_PROBLEM STATEMENT_. Single out the lines of the material that contain "Entra" and copy them.

_RECORDS FOR THIS TASK_.
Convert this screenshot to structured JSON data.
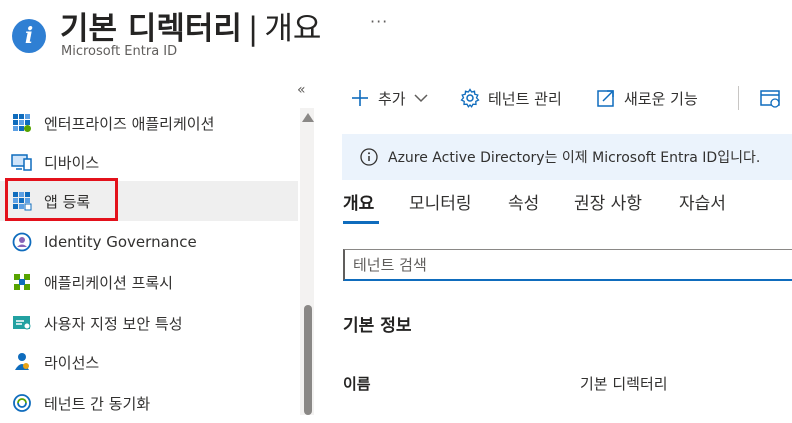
{
  "header": {
    "title": "기본 디렉터리",
    "separator": "|",
    "title_tail": "개요",
    "subtitle": "Microsoft Entra ID",
    "more": "···",
    "info_glyph": "i"
  },
  "sidebar": {
    "collapse": "«",
    "items": [
      {
        "label": "엔터프라이즈 애플리케이션",
        "icon": "enterprise-apps-icon"
      },
      {
        "label": "디바이스",
        "icon": "devices-icon"
      },
      {
        "label": "앱 등록",
        "icon": "app-registrations-icon",
        "selected": true
      },
      {
        "label": "Identity Governance",
        "icon": "identity-governance-icon"
      },
      {
        "label": "애플리케이션 프록시",
        "icon": "application-proxy-icon"
      },
      {
        "label": "사용자 지정 보안 특성",
        "icon": "custom-security-attributes-icon"
      },
      {
        "label": "라이선스",
        "icon": "licenses-icon"
      },
      {
        "label": "테넌트 간 동기화",
        "icon": "cross-tenant-sync-icon"
      }
    ]
  },
  "toolbar": {
    "add": "추가",
    "manage_tenants": "테넌트 관리",
    "whats_new": "새로운 기능"
  },
  "banner": {
    "text": "Azure Active Directory는 이제 Microsoft Entra ID입니다."
  },
  "tabs": [
    {
      "label": "개요",
      "active": true
    },
    {
      "label": "모니터링"
    },
    {
      "label": "속성"
    },
    {
      "label": "권장 사항"
    },
    {
      "label": "자습서"
    }
  ],
  "search": {
    "placeholder": "테넌트 검색"
  },
  "basic_info": {
    "heading": "기본 정보",
    "name_key": "이름",
    "name_value": "기본 디렉터리"
  },
  "colors": {
    "accent": "#0f6cbd",
    "highlight": "#e3111b",
    "banner_bg": "#ebf3fc"
  }
}
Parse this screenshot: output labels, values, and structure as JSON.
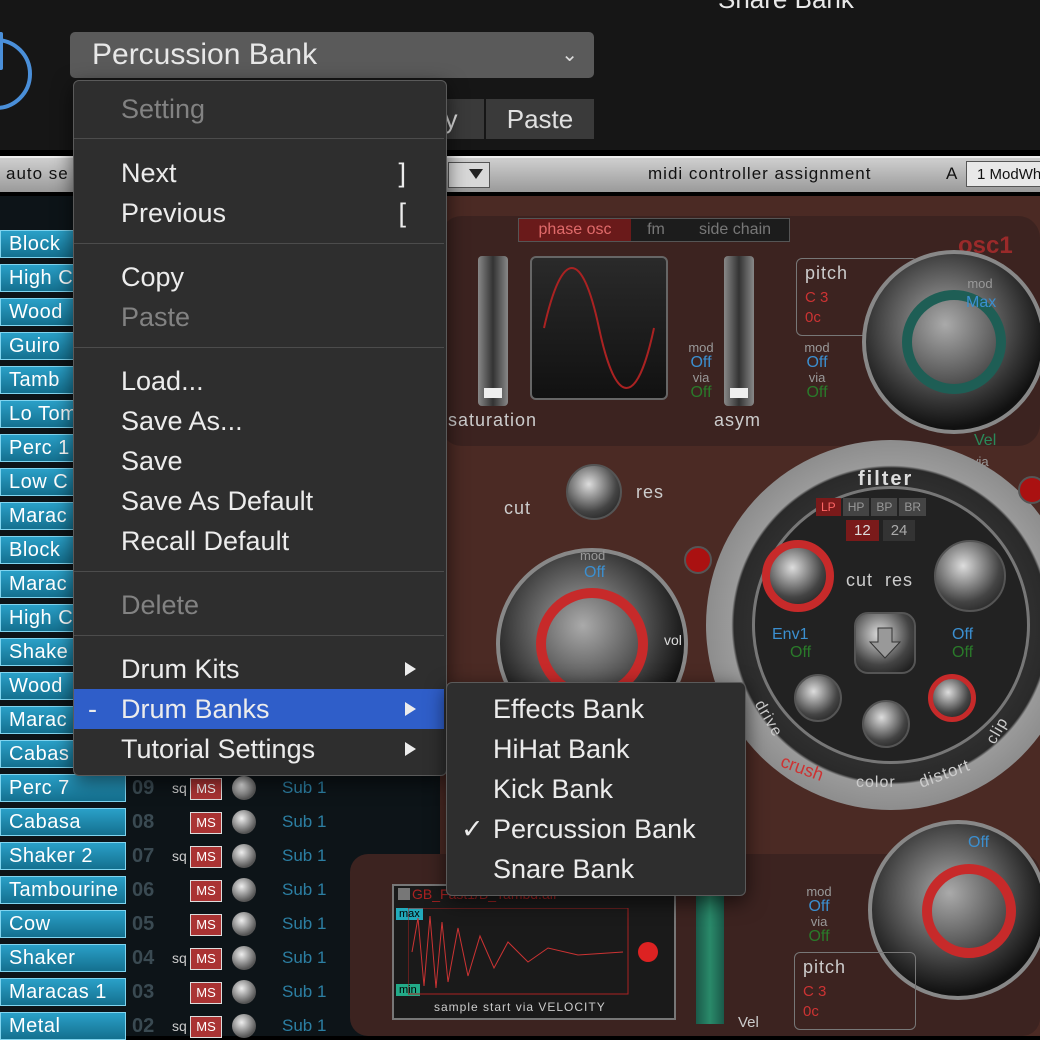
{
  "header": {
    "preset_name": "Percussion Bank",
    "snare_bank_top": "Snare Bank",
    "copy_label": "py",
    "paste_label": "Paste"
  },
  "toolbar": {
    "auto_select_label": "auto se",
    "midi_controller_label": "midi controller assignment",
    "midi_a_label": "A",
    "midi_controller_value": "1 ModWh"
  },
  "pads": [
    {
      "name": "Block",
      "num": "",
      "sq": "",
      "sub": ""
    },
    {
      "name": "High C",
      "num": "",
      "sq": "",
      "sub": ""
    },
    {
      "name": "Wood",
      "num": "",
      "sq": "",
      "sub": ""
    },
    {
      "name": "Guiro",
      "num": "",
      "sq": "",
      "sub": ""
    },
    {
      "name": "Tamb",
      "num": "",
      "sq": "",
      "sub": ""
    },
    {
      "name": "Lo Tom",
      "num": "",
      "sq": "",
      "sub": ""
    },
    {
      "name": "Perc 1",
      "num": "",
      "sq": "",
      "sub": ""
    },
    {
      "name": "Low C",
      "num": "",
      "sq": "",
      "sub": ""
    },
    {
      "name": "Marac",
      "num": "",
      "sq": "",
      "sub": ""
    },
    {
      "name": "Block",
      "num": "",
      "sq": "",
      "sub": ""
    },
    {
      "name": "Marac",
      "num": "",
      "sq": "",
      "sub": ""
    },
    {
      "name": "High C",
      "num": "",
      "sq": "",
      "sub": ""
    },
    {
      "name": "Shake",
      "num": "",
      "sq": "",
      "sub": ""
    },
    {
      "name": "Wood",
      "num": "",
      "sq": "",
      "sub": ""
    },
    {
      "name": "Marac",
      "num": "",
      "sq": "",
      "sub": ""
    },
    {
      "name": "Cabas",
      "num": "",
      "sq": "",
      "sub": ""
    },
    {
      "name": "Perc 7",
      "num": "09",
      "sq": "sq",
      "sub": "Sub 1"
    },
    {
      "name": "Cabasa",
      "num": "08",
      "sq": "",
      "sub": "Sub 1"
    },
    {
      "name": "Shaker 2",
      "num": "07",
      "sq": "sq",
      "sub": "Sub 1"
    },
    {
      "name": "Tambourine",
      "num": "06",
      "sq": "",
      "sub": "Sub 1"
    },
    {
      "name": "Cow",
      "num": "05",
      "sq": "",
      "sub": "Sub 1"
    },
    {
      "name": "Shaker",
      "num": "04",
      "sq": "sq",
      "sub": "Sub 1"
    },
    {
      "name": "Maracas 1",
      "num": "03",
      "sq": "",
      "sub": "Sub 1"
    },
    {
      "name": "Metal",
      "num": "02",
      "sq": "sq",
      "sub": "Sub 1"
    }
  ],
  "synth": {
    "tab_phase": "phase osc",
    "tab_fm": "fm",
    "tab_sidechain": "side chain",
    "osc1_label": "osc1",
    "saturation_label": "saturation",
    "asym_label": "asym",
    "mod_label": "mod",
    "off_label": "Off",
    "via_label": "via",
    "pitch_label": "pitch",
    "pitch_note": "C 3",
    "pitch_cents": "0c",
    "max_label": "Max",
    "vel_label": "Vel",
    "cut_label": "cut",
    "res_label": "res",
    "filter_label": "filter",
    "filter_types": [
      "LP",
      "HP",
      "BP",
      "BR"
    ],
    "slopes": [
      "12",
      "24"
    ],
    "cut_res_label": "cut  res",
    "env1_label": "Env1",
    "drive_label": "drive",
    "crush_label": "crush",
    "color_label": "color",
    "distort_label": "distort",
    "clip_label": "clip",
    "vol_label": "vol",
    "sample_file": "GB_Fast1/B_Tambd.aif",
    "sample_max": "max",
    "sample_min": "min",
    "sample_start_label": "sample start via VELOCITY"
  },
  "menu": {
    "items": [
      {
        "label": "Setting",
        "disabled": true
      },
      {
        "label": "Next",
        "shortcut": "]"
      },
      {
        "label": "Previous",
        "shortcut": "["
      },
      {
        "label": "Copy"
      },
      {
        "label": "Paste",
        "disabled": true
      },
      {
        "label": "Load..."
      },
      {
        "label": "Save As..."
      },
      {
        "label": "Save"
      },
      {
        "label": "Save As Default"
      },
      {
        "label": "Recall Default"
      },
      {
        "label": "Delete",
        "disabled": true
      },
      {
        "label": "Drum Kits",
        "submenu": true
      },
      {
        "label": "Drum Banks",
        "submenu": true,
        "selected": true,
        "prefix": "-"
      },
      {
        "label": "Tutorial Settings",
        "submenu": true
      }
    ]
  },
  "submenu": {
    "items": [
      {
        "label": "Effects Bank"
      },
      {
        "label": "HiHat Bank"
      },
      {
        "label": "Kick Bank"
      },
      {
        "label": "Percussion Bank",
        "checked": true,
        "check": "✓"
      },
      {
        "label": "Snare Bank"
      }
    ]
  },
  "colors": {
    "accent_selected": "#2f5ec9",
    "power_blue": "#4a8fd9",
    "pad_blue": "#2aa0c8",
    "synth_red": "#c72a2a"
  }
}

_RESPONSE_.
    "subtitle": "Microsoft Entra ID",
    "text": "Azure Active Directory는 이제 Microsoft Entra ID입니다."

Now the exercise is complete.